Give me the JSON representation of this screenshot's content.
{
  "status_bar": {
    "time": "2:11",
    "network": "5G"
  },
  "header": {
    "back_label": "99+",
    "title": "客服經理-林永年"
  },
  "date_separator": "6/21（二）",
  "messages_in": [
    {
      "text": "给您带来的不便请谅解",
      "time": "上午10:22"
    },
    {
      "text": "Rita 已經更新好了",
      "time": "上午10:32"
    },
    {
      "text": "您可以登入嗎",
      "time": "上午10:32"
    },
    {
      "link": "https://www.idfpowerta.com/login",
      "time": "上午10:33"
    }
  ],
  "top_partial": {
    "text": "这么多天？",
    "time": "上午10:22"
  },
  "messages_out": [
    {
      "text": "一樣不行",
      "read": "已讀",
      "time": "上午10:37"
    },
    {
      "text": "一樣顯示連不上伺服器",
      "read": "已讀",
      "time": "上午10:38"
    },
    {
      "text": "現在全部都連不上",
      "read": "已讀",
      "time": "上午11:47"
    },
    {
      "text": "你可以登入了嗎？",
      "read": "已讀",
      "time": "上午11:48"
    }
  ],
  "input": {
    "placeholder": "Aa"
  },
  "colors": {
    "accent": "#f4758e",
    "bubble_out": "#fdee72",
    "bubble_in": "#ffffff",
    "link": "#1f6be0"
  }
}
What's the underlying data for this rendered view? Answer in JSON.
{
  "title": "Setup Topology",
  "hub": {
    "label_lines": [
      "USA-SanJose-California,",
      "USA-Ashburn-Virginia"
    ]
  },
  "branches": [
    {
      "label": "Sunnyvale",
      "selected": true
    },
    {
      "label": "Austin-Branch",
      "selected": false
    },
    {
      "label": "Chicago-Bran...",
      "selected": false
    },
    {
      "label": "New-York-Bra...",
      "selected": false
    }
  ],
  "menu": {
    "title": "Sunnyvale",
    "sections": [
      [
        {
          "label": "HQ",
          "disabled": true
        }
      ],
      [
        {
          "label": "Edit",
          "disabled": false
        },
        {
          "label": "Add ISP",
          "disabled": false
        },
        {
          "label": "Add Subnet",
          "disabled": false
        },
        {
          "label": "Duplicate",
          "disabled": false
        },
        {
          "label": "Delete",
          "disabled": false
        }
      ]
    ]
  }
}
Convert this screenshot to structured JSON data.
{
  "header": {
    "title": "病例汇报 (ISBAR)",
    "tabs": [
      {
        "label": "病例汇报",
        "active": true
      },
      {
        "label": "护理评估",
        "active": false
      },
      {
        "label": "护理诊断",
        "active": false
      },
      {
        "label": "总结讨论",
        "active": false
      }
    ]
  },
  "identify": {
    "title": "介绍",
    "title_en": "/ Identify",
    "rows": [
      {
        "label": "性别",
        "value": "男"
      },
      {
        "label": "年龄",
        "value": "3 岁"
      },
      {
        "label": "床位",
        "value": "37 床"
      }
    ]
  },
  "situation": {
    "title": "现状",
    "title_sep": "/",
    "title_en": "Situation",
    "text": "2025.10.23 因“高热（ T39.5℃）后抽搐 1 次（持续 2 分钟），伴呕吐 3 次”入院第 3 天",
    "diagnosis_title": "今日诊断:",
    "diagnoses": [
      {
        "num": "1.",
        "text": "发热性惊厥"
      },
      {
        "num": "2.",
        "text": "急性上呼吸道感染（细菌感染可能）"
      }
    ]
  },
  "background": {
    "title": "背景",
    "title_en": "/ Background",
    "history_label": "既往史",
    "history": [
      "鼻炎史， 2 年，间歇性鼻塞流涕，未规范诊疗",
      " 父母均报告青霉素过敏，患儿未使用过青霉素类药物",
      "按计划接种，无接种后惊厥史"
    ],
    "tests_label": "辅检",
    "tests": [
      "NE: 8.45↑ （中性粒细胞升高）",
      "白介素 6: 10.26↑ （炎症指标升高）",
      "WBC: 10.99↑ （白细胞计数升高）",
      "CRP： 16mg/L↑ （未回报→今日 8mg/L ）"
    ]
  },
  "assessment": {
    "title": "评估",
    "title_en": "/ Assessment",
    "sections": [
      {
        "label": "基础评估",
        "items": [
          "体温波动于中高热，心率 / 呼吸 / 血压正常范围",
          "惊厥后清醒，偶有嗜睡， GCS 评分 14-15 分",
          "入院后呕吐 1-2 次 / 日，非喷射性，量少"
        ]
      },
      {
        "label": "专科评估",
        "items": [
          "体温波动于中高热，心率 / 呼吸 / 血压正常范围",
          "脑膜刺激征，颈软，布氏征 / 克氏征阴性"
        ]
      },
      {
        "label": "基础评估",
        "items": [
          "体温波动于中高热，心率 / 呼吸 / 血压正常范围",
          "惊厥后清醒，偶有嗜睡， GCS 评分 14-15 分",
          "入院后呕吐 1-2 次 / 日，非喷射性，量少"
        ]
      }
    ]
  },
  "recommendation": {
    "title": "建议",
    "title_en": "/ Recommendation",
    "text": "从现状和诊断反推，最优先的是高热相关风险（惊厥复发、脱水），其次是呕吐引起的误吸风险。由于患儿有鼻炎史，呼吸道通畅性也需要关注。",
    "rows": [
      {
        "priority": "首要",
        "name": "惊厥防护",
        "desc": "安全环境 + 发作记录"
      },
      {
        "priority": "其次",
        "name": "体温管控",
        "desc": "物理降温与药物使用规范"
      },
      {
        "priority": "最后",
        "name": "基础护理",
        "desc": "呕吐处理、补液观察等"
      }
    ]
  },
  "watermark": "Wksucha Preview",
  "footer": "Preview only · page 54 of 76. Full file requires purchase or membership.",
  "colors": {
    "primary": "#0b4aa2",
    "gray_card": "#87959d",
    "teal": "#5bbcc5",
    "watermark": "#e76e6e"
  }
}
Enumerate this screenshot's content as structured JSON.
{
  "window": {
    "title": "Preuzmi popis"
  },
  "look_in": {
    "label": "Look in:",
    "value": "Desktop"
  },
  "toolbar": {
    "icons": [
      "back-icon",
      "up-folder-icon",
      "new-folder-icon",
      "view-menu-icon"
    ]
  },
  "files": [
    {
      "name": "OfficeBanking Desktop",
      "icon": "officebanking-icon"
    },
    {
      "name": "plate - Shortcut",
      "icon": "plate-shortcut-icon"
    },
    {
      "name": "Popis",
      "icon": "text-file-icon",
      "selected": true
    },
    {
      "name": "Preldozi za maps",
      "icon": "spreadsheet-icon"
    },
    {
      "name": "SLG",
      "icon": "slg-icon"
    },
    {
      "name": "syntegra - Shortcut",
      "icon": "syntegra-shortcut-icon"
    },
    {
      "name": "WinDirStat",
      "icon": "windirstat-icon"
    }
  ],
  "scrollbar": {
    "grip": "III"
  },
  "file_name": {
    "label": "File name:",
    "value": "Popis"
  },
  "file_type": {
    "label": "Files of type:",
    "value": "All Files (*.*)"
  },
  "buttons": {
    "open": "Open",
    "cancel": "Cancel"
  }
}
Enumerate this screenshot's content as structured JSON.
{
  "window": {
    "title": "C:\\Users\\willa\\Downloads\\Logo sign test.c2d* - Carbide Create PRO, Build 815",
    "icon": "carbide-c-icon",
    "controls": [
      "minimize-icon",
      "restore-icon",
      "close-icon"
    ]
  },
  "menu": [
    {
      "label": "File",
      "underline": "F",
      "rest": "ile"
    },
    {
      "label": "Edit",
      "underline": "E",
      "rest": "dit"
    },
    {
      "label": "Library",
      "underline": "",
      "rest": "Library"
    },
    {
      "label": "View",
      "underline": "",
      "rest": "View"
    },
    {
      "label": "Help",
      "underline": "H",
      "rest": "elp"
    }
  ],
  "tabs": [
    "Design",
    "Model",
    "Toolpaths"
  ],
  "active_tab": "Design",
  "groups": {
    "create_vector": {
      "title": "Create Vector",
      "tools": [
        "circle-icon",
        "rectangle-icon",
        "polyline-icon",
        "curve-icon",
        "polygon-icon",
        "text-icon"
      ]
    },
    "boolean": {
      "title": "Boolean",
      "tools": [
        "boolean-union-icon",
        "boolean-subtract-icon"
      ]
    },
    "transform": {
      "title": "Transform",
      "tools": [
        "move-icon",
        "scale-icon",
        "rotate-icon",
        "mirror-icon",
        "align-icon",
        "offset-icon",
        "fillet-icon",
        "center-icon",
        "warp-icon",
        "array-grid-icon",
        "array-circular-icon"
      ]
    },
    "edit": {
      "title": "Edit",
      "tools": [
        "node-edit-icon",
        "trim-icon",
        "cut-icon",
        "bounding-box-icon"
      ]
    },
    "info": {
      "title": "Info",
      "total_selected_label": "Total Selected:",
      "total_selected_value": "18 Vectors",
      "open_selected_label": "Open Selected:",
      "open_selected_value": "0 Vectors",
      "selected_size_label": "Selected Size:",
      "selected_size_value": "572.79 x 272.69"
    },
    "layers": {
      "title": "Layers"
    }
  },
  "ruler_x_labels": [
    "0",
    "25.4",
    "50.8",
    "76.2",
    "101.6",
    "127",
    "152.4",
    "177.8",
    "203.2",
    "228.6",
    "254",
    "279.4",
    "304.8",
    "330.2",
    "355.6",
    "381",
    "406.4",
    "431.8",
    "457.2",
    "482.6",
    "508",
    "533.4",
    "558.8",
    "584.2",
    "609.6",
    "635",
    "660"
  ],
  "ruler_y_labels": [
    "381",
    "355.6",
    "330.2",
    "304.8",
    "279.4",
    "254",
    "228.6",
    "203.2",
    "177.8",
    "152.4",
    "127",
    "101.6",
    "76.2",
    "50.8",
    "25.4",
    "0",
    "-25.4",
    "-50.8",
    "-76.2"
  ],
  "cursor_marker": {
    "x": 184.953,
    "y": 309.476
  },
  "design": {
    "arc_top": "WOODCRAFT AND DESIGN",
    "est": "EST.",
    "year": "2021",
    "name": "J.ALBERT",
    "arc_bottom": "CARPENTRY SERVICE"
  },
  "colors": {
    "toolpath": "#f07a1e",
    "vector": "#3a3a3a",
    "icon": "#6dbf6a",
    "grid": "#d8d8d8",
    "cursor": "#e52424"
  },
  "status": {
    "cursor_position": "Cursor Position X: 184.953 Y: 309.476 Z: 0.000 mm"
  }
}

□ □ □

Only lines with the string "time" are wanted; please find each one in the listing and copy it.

Solution to this problem ->
    "time": "2:11",
      "time": "上午10:22"
      "time": "上午10:32"
      "time": "上午10:32"
      "time": "上午10:33"
    "time": "上午10:22"
      "time": "上午10:37"
      "time": "上午10:38"
      "time": "上午11:47"
      "time": "上午11:48"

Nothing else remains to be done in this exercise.